What to work on: An exact copy of the listing is needed, with every line kept.

Listed entries:
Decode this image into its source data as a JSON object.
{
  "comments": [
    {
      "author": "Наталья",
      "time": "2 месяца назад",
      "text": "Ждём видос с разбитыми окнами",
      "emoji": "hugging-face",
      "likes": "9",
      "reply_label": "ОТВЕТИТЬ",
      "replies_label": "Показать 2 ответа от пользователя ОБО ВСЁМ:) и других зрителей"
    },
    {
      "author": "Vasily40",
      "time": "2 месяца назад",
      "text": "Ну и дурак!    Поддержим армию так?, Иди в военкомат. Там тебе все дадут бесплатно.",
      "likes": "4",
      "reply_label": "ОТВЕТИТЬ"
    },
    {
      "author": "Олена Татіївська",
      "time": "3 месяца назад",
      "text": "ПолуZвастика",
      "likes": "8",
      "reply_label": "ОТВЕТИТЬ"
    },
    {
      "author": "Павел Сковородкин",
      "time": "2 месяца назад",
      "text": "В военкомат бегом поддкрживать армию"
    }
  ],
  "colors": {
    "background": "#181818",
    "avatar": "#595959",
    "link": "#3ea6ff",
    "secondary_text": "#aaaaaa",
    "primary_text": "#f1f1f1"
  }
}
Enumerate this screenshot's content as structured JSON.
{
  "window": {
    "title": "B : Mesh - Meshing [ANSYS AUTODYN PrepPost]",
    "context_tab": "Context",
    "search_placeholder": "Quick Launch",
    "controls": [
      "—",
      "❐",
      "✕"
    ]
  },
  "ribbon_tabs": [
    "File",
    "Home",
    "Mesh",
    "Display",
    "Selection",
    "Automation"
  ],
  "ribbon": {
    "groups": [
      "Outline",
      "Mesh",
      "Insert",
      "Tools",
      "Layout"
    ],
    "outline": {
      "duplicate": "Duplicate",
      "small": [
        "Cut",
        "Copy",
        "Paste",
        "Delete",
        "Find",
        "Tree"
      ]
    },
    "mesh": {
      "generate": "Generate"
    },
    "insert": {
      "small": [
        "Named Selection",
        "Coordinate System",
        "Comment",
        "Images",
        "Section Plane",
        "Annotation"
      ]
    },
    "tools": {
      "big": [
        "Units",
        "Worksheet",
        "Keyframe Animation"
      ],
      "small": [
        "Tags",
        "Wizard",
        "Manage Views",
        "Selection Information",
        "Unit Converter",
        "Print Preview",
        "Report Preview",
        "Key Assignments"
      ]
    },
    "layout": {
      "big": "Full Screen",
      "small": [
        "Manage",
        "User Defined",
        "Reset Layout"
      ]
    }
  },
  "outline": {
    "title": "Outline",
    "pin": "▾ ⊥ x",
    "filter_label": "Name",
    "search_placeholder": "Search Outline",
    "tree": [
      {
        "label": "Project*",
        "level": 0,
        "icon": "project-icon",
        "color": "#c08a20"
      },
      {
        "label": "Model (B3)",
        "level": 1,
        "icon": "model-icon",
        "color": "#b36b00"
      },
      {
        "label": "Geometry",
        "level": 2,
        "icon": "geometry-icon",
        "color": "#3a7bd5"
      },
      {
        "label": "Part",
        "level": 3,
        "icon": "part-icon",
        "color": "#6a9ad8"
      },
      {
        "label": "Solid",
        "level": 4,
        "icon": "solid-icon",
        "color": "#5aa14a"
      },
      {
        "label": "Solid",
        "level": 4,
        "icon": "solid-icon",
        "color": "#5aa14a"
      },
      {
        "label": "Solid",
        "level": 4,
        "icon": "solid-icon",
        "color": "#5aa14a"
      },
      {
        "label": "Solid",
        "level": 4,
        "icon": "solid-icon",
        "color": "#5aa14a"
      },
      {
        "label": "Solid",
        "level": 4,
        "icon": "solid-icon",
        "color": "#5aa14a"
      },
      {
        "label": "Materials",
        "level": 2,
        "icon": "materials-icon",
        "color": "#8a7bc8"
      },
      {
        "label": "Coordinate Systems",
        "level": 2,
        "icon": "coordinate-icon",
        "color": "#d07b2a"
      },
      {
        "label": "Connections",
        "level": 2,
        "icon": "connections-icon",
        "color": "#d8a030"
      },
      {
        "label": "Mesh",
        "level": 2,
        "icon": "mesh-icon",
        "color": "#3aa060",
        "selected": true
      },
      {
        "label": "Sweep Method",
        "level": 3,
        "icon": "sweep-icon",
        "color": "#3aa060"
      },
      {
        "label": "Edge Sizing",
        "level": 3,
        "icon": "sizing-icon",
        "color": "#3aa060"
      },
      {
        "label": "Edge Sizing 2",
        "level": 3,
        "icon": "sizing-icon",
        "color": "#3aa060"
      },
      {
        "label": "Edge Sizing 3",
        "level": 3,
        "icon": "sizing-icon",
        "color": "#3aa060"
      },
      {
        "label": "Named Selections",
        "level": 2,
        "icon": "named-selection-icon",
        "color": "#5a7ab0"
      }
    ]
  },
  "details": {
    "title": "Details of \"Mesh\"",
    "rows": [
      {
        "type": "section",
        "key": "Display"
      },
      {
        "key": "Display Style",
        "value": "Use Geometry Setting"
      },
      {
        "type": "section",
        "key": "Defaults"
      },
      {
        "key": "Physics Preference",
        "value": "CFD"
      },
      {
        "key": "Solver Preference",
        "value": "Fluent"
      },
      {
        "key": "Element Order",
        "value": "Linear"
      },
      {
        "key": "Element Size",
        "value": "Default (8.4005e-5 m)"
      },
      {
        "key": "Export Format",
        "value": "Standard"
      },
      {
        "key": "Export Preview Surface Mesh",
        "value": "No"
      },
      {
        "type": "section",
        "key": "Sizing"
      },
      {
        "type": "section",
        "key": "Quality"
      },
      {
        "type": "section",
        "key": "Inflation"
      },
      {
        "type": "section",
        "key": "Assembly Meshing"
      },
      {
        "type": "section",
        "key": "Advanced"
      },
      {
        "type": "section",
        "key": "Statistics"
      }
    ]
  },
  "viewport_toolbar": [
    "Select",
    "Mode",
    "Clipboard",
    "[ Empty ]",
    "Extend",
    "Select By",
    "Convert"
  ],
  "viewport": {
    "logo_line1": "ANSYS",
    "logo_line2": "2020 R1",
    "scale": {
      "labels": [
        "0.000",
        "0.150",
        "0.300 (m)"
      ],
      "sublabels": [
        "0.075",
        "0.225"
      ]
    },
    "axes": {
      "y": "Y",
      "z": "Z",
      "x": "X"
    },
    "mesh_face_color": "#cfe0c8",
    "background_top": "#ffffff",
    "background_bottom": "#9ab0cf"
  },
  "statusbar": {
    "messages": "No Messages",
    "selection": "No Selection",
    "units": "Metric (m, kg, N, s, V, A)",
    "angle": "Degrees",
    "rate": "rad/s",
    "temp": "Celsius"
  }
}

Solution to the exercise:
Decode this image into its source data as a JSON object.
{
  "comments": [
    {
      "author": "Наталья",
      "time": "2 месяца назад",
      "text": "Ждём видос с разбитыми окнами",
      "emoji": "hugging-face",
      "likes": "9",
      "reply_label": "ОТВЕТИТЬ",
      "replies_label": "Показать 2 ответа от пользователя ОБО ВСЁМ:) и других зрителей"
    },
    {
      "author": "Vasily40",
      "time": "2 месяца назад",
      "text": "Ну и дурак!    Поддержим армию так?, Иди в военкомат. Там тебе все дадут бесплатно.",
      "likes": "4",
      "reply_label": "ОТВЕТИТЬ"
    },
    {
      "author": "Олена Татіївська",
      "time": "3 месяца назад",
      "text": "ПолуZвастика",
      "likes": "8",
      "reply_label": "ОТВЕТИТЬ"
    },
    {
      "author": "Павел Сковородкин",
      "time": "2 месяца назад",
      "text": "В военкомат бегом поддкрживать армию"
    }
  ],
  "colors": {
    "background": "#181818",
    "avatar": "#595959",
    "link": "#3ea6ff",
    "secondary_text": "#aaaaaa",
    "primary_text": "#f1f1f1"
  }
}
Enumerate this screenshot's content as structured JSON.
{
  "window": {
    "title": "B : Mesh - Meshing [ANSYS AUTODYN PrepPost]",
    "context_tab": "Context",
    "search_placeholder": "Quick Launch",
    "controls": [
      "—",
      "❐",
      "✕"
    ]
  },
  "ribbon_tabs": [
    "File",
    "Home",
    "Mesh",
    "Display",
    "Selection",
    "Automation"
  ],
  "ribbon": {
    "groups": [
      "Outline",
      "Mesh",
      "Insert",
      "Tools",
      "Layout"
    ],
    "outline": {
      "duplicate": "Duplicate",
      "small": [
        "Cut",
        "Copy",
        "Paste",
        "Delete",
        "Find",
        "Tree"
      ]
    },
    "mesh": {
      "generate": "Generate"
    },
    "insert": {
      "small": [
        "Named Selection",
        "Coordinate System",
        "Comment",
        "Images",
        "Section Plane",
        "Annotation"
      ]
    },
    "tools": {
      "big": [
        "Units",
        "Worksheet",
        "Keyframe Animation"
      ],
      "small": [
        "Tags",
        "Wizard",
        "Manage Views",
        "Selection Information",
        "Unit Converter",
        "Print Preview",
        "Report Preview",
        "Key Assignments"
      ]
    },
    "layout": {
      "big": "Full Screen",
      "small": [
        "Manage",
        "User Defined",
        "Reset Layout"
      ]
    }
  },
  "outline": {
    "title": "Outline",
    "pin": "▾ ⊥ x",
    "filter_label": "Name",
    "search_placeholder": "Search Outline",
    "tree": [
      {
        "label": "Project*",
        "level": 0,
        "icon": "project-icon",
        "color": "#c08a20"
      },
      {
        "label": "Model (B3)",
        "level": 1,
        "icon": "model-icon",
        "color": "#b36b00"
      },
      {
        "label": "Geometry",
        "level": 2,
        "icon": "geometry-icon",
        "color": "#3a7bd5"
      },
      {
        "label": "Part",
        "level": 3,
        "icon": "part-icon",
        "color": "#6a9ad8"
      },
      {
        "label": "Solid",
        "level": 4,
        "icon": "solid-icon",
        "color": "#5aa14a"
      },
      {
        "label": "Solid",
        "level": 4,
        "icon": "solid-icon",
        "color": "#5aa14a"
      },
      {
        "label": "Solid",
        "level": 4,
        "icon": "solid-icon",
        "color": "#5aa14a"
      },
      {
        "label": "Solid",
        "level": 4,
        "icon": "solid-icon",
        "color": "#5aa14a"
      },
      {
        "label": "Solid",
        "level": 4,
        "icon": "solid-icon",
        "color": "#5aa14a"
      },
      {
        "label": "Materials",
        "level": 2,
        "icon": "materials-icon",
        "color": "#8a7bc8"
      },
      {
        "label": "Coordinate Systems",
        "level": 2,
        "icon": "coordinate-icon",
        "color": "#d07b2a"
      },
      {
        "label": "Connections",
        "level": 2,
        "icon": "connections-icon",
        "color": "#d8a030"
      },
      {
        "label": "Mesh",
        "level": 2,
        "icon": "mesh-icon",
        "color": "#3aa060",
        "selected": true
      },
      {
        "label": "Sweep Method",
        "level": 3,
        "icon": "sweep-icon",
        "color": "#3aa060"
      },
      {
        "label": "Edge Sizing",
        "level": 3,
        "icon": "sizing-icon",
        "color": "#3aa060"
      },
      {
        "label": "Edge Sizing 2",
        "level": 3,
        "icon": "sizing-icon",
        "color": "#3aa060"
      },
      {
        "label": "Edge Sizing 3",
        "level": 3,
        "icon": "sizing-icon",
        "color": "#3aa060"
      },
      {
        "label": "Named Selections",
        "level": 2,
        "icon": "named-selection-icon",
        "color": "#5a7ab0"
      }
    ]
  },
  "details": {
    "title": "Details of \"Mesh\"",
    "rows": [
      {
        "type": "section",
        "key": "Display"
      },
      {
        "key": "Display Style",
        "value": "Use Geometry Setting"
      },
      {
        "type": "section",
        "key": "Defaults"
      },
      {
        "key": "Physics Preference",
        "value": "CFD"
      },
      {
        "key": "Solver Preference",
        "value": "Fluent"
      },
      {
        "key": "Element Order",
        "value": "Linear"
      },
      {
        "key": "Element Size",
        "value": "Default (8.4005e-5 m)"
      },
      {
        "key": "Export Format",
        "value": "Standard"
      },
      {
        "key": "Export Preview Surface Mesh",
        "value": "No"
      },
      {
        "type": "section",
        "key": "Sizing"
      },
      {
        "type": "section",
        "key": "Quality"
      },
      {
        "type": "section",
        "key": "Inflation"
      },
      {
        "type": "section",
        "key": "Assembly Meshing"
      },
      {
        "type": "section",
        "key": "Advanced"
      },
      {
        "type": "section",
        "key": "Statistics"
      }
    ]
  },
  "viewport_toolbar": [
    "Select",
    "Mode",
    "Clipboard",
    "[ Empty ]",
    "Extend",
    "Select By",
    "Convert"
  ],
  "viewport": {
    "logo_line1": "ANSYS",
    "logo_line2": "2020 R1",
    "scale": {
      "labels": [
        "0.000",
        "0.150",
        "0.300 (m)"
      ],
      "sublabels": [
        "0.075",
        "0.225"
      ]
    },
    "axes": {
      "y": "Y",
      "z": "Z",
      "x": "X"
    },
    "mesh_face_color": "#cfe0c8",
    "background_top": "#ffffff",
    "background_bottom": "#9ab0cf"
  },
  "statusbar": {
    "messages": "No Messages",
    "selection": "No Selection",
    "units": "Metric (m, kg, N, s, V, A)",
    "angle": "Degrees",
    "rate": "rad/s",
    "temp": "Celsius"
  }
}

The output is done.